Dataset rows for apps and sites
....

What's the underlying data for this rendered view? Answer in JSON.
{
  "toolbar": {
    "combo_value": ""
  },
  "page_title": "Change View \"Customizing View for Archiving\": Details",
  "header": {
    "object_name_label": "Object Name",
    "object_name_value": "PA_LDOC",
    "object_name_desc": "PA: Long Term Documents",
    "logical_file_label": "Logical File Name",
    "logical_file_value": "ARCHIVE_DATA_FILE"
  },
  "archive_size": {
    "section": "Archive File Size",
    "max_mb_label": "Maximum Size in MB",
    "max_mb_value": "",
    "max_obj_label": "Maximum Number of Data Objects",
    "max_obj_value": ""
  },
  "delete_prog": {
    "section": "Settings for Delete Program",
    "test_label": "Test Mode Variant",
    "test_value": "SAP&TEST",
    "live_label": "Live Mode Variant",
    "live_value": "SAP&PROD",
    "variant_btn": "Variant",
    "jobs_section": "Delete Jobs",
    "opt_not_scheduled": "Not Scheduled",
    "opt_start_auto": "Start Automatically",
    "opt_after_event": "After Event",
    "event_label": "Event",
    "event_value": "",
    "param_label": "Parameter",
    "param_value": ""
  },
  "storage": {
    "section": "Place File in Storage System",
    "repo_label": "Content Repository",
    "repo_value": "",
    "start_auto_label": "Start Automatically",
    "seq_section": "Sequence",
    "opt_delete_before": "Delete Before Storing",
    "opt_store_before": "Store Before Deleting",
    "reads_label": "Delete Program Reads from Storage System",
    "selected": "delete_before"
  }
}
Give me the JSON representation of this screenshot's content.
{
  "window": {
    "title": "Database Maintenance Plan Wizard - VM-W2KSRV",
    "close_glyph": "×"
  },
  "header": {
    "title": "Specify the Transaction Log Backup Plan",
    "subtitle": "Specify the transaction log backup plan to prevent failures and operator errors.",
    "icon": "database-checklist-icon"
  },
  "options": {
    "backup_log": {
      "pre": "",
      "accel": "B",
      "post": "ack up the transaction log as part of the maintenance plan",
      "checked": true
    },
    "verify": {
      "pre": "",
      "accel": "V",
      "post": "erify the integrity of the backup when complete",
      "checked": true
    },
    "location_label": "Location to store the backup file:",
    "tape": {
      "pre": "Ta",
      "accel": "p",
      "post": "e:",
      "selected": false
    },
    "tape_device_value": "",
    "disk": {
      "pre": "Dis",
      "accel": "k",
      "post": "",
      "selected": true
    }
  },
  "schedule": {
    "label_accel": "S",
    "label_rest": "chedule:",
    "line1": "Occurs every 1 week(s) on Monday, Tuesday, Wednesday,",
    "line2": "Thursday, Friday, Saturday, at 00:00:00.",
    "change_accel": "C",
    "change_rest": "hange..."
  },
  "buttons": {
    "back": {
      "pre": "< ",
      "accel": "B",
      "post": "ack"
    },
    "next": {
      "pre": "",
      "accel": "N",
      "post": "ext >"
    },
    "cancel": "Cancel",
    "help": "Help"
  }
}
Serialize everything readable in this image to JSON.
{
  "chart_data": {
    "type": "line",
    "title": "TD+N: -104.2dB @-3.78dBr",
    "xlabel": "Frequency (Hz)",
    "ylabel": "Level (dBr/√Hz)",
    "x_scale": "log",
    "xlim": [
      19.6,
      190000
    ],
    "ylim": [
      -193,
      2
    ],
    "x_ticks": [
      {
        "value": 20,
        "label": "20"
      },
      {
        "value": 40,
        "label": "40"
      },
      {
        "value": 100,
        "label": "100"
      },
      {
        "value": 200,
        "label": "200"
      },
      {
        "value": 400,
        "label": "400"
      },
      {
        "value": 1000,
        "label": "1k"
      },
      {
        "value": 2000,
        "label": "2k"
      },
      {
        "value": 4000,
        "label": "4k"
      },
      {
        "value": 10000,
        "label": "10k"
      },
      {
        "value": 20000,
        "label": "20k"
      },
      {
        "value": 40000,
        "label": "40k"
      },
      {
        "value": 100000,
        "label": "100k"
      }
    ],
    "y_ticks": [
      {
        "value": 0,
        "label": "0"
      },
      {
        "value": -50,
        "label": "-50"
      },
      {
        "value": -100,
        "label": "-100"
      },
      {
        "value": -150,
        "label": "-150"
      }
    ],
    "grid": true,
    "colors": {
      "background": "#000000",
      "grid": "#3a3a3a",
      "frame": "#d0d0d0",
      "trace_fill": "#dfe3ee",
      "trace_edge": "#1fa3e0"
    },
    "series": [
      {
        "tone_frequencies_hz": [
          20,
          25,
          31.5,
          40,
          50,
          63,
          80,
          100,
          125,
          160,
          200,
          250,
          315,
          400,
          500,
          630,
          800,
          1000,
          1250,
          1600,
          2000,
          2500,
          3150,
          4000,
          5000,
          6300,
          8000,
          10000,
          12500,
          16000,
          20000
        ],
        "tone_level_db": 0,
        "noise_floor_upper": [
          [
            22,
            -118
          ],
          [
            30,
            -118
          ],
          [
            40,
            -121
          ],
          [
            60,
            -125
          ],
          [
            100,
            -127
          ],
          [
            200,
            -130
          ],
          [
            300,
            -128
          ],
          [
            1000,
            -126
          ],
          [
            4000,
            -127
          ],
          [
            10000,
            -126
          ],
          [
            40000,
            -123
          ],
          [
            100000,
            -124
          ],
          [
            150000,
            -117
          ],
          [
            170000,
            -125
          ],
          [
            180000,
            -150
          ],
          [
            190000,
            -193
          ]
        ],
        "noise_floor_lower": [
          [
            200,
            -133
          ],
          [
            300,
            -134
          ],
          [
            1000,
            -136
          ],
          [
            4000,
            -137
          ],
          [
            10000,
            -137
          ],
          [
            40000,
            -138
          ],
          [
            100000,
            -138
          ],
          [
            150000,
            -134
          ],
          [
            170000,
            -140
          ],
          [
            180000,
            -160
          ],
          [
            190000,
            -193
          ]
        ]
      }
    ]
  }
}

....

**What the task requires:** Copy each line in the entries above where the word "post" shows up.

**Output of the exercise:**
      "post": "ack up the transaction log as part of the maintenance plan",
      "post": "erify the integrity of the backup when complete",
      "post": "e:",
      "post": "",
      "post": "ack"
      "post": "ext >"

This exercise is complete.